That’s an excerpt from the “Chicago Declaration on Evangelical Social Concern,” written November 25, 1973. HEREBY AFFIRMED. This is me co-signing, 35 years late.

How would our current political landscape be different if we had listened to these brothers instead of those in the Moral Majority? How would the Focus on the Family version read?
“Before God and a billion hungry neighbors, we must affirm that the greatest assault on Christian values is two ho-mo-sexuals reading The New Yorker together in Boston.”
“We must resist the temptation to see all humans as created equal, for those born in the US of A are more equal than others. Those born in the US of A are auto-magically incorporated into a new Divine plan in which democracy needs to be forcefully imposed on unExceptional unAmericans.”

4 thoughts on “Chicago Declaration on Evangelical Social Concern

  1. I did not read this post…and will not until you post Kevin Kuhn’s letter to the editor of Cedars. Kevin Kuhn is a great American. He has been called the song bird of his generation, and has a heart for …as My Chemical Romance states…” the broken, the beaten and the damned.”

  2. What could have been…

    I’ve been working off and on writing a lengthy essay demonstrating why the Moral Majority has been the downfall of the influence of the Republican party and of evangelical Christianity (so much so in this case that the term is now neutered). Nationalism ftl.

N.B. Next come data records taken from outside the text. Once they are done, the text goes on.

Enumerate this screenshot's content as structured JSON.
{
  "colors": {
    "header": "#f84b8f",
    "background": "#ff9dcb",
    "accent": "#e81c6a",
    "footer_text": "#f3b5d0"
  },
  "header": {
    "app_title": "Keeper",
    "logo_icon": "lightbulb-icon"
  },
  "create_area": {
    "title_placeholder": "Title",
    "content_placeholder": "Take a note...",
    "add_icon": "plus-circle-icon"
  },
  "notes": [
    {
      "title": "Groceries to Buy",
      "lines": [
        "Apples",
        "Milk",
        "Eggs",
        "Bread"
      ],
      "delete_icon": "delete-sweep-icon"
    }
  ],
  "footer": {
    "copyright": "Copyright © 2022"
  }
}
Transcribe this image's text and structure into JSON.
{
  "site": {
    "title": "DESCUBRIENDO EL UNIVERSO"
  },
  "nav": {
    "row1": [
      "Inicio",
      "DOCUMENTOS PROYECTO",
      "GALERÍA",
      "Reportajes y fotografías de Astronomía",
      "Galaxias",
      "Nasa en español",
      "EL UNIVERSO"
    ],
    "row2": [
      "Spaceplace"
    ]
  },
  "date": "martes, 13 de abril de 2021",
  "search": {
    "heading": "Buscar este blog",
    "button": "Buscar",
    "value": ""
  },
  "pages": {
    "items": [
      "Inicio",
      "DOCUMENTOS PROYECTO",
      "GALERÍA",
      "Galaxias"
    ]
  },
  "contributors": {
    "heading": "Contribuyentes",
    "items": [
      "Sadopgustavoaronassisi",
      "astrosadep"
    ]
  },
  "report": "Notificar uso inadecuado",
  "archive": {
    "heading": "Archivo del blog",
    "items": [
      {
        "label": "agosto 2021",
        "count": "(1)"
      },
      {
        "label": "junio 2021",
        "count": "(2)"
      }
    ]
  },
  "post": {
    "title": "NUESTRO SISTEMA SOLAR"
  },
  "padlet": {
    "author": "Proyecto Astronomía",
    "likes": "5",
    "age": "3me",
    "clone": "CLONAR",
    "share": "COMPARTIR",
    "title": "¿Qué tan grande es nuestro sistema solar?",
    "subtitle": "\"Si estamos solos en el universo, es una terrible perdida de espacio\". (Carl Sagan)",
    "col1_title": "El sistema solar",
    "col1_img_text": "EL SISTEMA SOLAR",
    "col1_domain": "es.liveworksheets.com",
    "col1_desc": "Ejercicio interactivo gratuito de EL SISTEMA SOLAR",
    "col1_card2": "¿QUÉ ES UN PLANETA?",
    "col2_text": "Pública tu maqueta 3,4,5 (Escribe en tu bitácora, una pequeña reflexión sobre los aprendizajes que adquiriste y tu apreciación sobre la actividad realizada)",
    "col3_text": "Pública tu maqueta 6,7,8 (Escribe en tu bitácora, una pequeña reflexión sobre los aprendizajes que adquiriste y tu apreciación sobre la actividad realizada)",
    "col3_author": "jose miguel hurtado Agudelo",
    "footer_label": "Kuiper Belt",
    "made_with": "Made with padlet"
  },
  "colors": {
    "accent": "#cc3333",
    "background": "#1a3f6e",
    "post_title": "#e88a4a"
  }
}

    In other news, see this (; it’s like the GOP has given up any pretense of giving a damn about the middle class.

  3. Sounds like an essay I’d read for sure. Randall Balmer and Amy Sullivan might be good resources for you.

    re: GOP & the middle class, Eric Alterman has an interesting semi-related bit on this in “Why We’re Liberals” where he talks about the paradoxes of liberals helping the impoverished and why the GOP needs no pretense of caring (my 30-second research suggests this discussion on-or-around page 84 if you’re interested).

  4. loved the FotF version /parody. So true.. they got off track years ago. .. bought into the Christian=American myth. Are there no righteous believers in other countries? many living under totalitarian govts?

Leave a Reply

Your email address will not be published. Required fields are marked *